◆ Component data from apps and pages
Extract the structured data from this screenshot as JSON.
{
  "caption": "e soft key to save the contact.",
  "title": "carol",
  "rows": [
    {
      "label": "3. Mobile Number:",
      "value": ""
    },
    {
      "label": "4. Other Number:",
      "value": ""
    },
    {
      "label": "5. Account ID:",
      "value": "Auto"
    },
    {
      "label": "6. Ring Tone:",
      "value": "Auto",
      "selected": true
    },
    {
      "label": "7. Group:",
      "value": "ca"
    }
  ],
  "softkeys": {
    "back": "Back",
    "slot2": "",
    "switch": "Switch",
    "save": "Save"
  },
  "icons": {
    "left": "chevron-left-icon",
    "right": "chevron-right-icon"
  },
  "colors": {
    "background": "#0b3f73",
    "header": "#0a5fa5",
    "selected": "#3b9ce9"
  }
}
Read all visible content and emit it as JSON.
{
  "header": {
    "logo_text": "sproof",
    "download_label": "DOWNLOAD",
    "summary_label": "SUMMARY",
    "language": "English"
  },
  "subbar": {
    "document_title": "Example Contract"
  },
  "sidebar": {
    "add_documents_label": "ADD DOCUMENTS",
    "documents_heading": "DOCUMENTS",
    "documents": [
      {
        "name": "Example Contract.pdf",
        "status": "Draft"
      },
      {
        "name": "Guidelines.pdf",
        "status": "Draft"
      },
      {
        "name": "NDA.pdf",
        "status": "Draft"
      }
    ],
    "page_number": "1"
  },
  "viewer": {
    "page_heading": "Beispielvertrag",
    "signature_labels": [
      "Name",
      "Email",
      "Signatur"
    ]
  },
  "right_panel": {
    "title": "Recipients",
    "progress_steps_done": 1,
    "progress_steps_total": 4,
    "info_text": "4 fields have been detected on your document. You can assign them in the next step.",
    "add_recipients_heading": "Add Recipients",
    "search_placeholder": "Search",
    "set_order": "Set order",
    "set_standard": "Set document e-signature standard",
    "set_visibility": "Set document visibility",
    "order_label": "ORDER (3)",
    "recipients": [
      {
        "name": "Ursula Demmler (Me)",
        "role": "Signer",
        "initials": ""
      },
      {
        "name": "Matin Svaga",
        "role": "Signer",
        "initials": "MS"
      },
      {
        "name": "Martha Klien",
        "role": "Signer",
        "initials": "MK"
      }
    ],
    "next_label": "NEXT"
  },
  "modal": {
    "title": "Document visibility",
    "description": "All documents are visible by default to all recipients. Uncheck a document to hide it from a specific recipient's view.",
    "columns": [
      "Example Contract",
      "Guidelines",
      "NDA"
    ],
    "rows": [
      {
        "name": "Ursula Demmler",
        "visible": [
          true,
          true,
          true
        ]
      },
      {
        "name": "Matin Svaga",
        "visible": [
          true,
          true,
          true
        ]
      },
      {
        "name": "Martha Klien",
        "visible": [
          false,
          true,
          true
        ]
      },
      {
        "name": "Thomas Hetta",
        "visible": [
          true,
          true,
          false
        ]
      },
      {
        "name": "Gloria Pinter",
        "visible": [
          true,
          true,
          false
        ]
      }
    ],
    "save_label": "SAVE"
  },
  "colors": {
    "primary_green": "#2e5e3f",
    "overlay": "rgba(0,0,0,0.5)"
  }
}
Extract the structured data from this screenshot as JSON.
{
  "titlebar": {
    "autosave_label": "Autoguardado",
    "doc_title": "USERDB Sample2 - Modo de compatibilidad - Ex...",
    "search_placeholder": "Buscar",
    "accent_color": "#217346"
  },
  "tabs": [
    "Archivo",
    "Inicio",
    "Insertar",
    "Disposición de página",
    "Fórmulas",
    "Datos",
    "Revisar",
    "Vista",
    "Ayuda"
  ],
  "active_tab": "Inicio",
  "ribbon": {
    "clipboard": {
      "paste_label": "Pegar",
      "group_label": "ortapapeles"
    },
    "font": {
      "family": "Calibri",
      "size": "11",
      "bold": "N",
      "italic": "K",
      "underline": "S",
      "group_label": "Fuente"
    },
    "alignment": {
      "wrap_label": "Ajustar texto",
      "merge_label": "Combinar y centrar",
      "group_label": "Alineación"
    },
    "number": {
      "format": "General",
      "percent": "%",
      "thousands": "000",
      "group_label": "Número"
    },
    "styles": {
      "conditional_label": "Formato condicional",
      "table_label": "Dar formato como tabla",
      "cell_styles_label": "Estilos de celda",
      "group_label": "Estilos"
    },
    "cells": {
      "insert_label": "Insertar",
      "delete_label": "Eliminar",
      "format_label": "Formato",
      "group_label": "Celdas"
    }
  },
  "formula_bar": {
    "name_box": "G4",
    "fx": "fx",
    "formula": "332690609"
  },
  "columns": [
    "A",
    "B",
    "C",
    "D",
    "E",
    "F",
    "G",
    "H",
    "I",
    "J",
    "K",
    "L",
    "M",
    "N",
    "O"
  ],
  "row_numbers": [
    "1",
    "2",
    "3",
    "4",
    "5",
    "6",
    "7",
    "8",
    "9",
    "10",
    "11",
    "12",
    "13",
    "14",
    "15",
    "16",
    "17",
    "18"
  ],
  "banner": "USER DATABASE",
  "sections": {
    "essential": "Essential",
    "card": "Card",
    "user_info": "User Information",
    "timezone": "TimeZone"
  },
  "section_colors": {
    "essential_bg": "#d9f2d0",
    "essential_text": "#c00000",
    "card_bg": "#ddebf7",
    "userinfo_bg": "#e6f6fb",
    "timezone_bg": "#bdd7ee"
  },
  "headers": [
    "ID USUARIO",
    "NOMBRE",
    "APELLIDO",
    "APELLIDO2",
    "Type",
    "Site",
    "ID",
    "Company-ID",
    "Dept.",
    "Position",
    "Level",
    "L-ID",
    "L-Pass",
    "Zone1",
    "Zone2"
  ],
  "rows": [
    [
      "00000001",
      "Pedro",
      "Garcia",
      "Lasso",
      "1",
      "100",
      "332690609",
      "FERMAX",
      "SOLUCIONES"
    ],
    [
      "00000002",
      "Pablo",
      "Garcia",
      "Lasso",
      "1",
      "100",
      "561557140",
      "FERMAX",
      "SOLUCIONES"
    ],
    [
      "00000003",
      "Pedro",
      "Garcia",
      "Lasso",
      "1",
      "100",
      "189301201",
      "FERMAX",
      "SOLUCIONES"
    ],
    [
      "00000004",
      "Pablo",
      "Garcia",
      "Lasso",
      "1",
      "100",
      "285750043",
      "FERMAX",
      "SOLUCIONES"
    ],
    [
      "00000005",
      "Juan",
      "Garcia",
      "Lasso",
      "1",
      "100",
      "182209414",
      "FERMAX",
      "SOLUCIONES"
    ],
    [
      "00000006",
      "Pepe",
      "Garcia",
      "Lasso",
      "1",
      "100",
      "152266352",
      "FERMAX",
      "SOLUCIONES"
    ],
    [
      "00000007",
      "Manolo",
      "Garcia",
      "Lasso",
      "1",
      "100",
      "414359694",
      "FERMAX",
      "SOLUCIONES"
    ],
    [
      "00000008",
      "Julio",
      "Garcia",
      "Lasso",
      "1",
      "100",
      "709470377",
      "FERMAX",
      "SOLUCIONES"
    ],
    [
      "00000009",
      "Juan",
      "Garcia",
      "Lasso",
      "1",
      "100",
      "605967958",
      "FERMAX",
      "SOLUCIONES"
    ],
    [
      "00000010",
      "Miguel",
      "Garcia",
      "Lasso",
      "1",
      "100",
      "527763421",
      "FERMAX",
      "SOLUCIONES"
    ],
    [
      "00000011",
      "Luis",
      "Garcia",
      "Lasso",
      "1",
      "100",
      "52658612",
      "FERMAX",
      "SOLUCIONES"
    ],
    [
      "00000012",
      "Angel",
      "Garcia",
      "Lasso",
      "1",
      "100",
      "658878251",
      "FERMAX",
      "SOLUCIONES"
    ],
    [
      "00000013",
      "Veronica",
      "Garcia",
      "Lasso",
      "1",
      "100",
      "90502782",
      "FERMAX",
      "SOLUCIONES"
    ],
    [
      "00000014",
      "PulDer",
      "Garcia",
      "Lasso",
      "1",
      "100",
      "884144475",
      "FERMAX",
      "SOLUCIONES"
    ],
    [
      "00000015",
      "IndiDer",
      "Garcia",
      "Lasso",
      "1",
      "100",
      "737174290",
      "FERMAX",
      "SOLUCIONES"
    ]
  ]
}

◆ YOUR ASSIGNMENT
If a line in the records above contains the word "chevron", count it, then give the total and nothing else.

◆ SOLUTION TO THE PROBLEM
2